And so he comes home, and this father welcomes him gladly. And he says to the older son in verse 31, ‘Son, you are always with me, and all that I have is yours. All I have is yours.
The younger son was restored his fellowship, but he was not restored his ownership. He was not restored his inheritance. He was restored the fellowship with the father.
‘Son, you are always with me, and all that I have is yours.
It was right that we should make merry and be glad, for your brother was dead and is alive again, and was lost and is found.’ ”
I think what God’s showing here is I care more about the principles in the business, the owner of the business, than I do the business itself.
He was dead and is alive again, and was lost and is found.’ ”
Go back to 15:6. ‘Rejoice with me, for I have found my sheep which was lost!’
Look at the parable of the coins. In verse 9, And when she has found it, she calls her friends and neighbors together, saying, ‘Rejoice with me, for I have found the piece which I lost!’
Our son was lost and is found. And he parallels it in the prodigal story with he was dead and is made alive.
These are the same words that he uses in Romans 6 when he says we have been buried in death with Christ and raised to walk in newness of life on a daily basis. This is a central theme of the Bible, lost/found, dead/alive.
Again, he’s saying I care about the people more than I do the money. The money’s just a means to an end. The means is teaching how to interact with people.
He then goes and turns to the disciples. He’s been talking to these lovers of money, these Pharisees, to make the point people matter more than money. People matter more than possessions. People matter more than the enterprise. Even though there’s consequences associated with money, the fellowship of the relationship is actually more important to me.
In terms of the Pharisees, the Pharisees had Israel. They had the scriptures. They had immense blessings. He could say to them, “All I have is yours if you’ll take it.”
What did the oldest son benefit from? He owned everything his father had. How much did he benefit from it? None because his complaint was, what? You never gave me a fatted calf. We wonder if he ever asked for one.
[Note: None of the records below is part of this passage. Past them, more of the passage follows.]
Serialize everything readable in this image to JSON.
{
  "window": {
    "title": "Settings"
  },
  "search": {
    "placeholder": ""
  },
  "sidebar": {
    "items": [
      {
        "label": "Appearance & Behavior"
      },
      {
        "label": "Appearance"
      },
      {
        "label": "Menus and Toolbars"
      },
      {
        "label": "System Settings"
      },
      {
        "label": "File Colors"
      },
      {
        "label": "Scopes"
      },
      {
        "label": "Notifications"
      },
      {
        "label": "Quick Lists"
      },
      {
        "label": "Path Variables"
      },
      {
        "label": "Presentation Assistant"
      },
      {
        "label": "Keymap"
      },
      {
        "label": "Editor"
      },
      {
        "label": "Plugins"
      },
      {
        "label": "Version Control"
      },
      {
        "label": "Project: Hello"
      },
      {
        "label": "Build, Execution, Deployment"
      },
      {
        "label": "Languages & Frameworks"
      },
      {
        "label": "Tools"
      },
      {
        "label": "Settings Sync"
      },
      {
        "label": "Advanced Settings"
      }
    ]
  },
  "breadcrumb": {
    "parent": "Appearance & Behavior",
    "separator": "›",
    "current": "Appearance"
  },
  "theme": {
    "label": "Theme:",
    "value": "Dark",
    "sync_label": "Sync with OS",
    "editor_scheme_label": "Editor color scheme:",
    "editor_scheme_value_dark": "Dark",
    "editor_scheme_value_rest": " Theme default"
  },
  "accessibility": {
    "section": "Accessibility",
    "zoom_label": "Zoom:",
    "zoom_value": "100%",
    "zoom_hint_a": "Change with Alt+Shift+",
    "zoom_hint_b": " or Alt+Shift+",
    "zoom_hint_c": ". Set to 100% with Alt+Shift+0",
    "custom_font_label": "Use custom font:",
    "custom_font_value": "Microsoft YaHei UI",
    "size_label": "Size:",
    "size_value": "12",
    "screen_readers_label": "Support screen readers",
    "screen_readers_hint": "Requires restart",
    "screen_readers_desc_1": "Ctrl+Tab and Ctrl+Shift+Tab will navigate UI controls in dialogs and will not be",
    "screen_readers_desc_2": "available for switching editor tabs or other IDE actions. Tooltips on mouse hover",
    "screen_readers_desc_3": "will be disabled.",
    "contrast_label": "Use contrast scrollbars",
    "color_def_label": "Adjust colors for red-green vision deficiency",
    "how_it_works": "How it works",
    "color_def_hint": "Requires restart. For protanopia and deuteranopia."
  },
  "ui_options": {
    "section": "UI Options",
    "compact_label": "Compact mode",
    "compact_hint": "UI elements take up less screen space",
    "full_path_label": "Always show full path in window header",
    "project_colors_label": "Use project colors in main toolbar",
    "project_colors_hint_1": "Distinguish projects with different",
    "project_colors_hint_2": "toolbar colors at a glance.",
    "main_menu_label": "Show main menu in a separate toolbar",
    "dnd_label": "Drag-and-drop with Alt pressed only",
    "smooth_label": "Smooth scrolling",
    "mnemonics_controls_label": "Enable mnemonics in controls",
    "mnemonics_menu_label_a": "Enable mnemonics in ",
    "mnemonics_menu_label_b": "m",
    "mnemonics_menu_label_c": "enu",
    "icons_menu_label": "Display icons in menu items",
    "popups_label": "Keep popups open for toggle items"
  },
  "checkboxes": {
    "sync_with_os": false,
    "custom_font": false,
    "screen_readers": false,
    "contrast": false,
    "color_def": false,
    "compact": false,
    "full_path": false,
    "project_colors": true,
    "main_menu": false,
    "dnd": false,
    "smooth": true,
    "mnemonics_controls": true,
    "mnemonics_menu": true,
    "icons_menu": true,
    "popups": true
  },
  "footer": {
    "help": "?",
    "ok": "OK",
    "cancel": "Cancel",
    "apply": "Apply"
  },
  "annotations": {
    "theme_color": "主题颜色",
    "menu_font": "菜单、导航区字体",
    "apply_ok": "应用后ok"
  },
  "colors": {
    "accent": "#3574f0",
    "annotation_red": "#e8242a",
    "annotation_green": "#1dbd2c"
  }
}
More than likely he could have had a fatted calf anytime he wanted to.
I think he’s telling the Pharisees here you love money so much that you’re completely missing the inheritance you have, and you’re spending your time complaining about these sinners who I also love, and you’re missing out completely on what you could be having.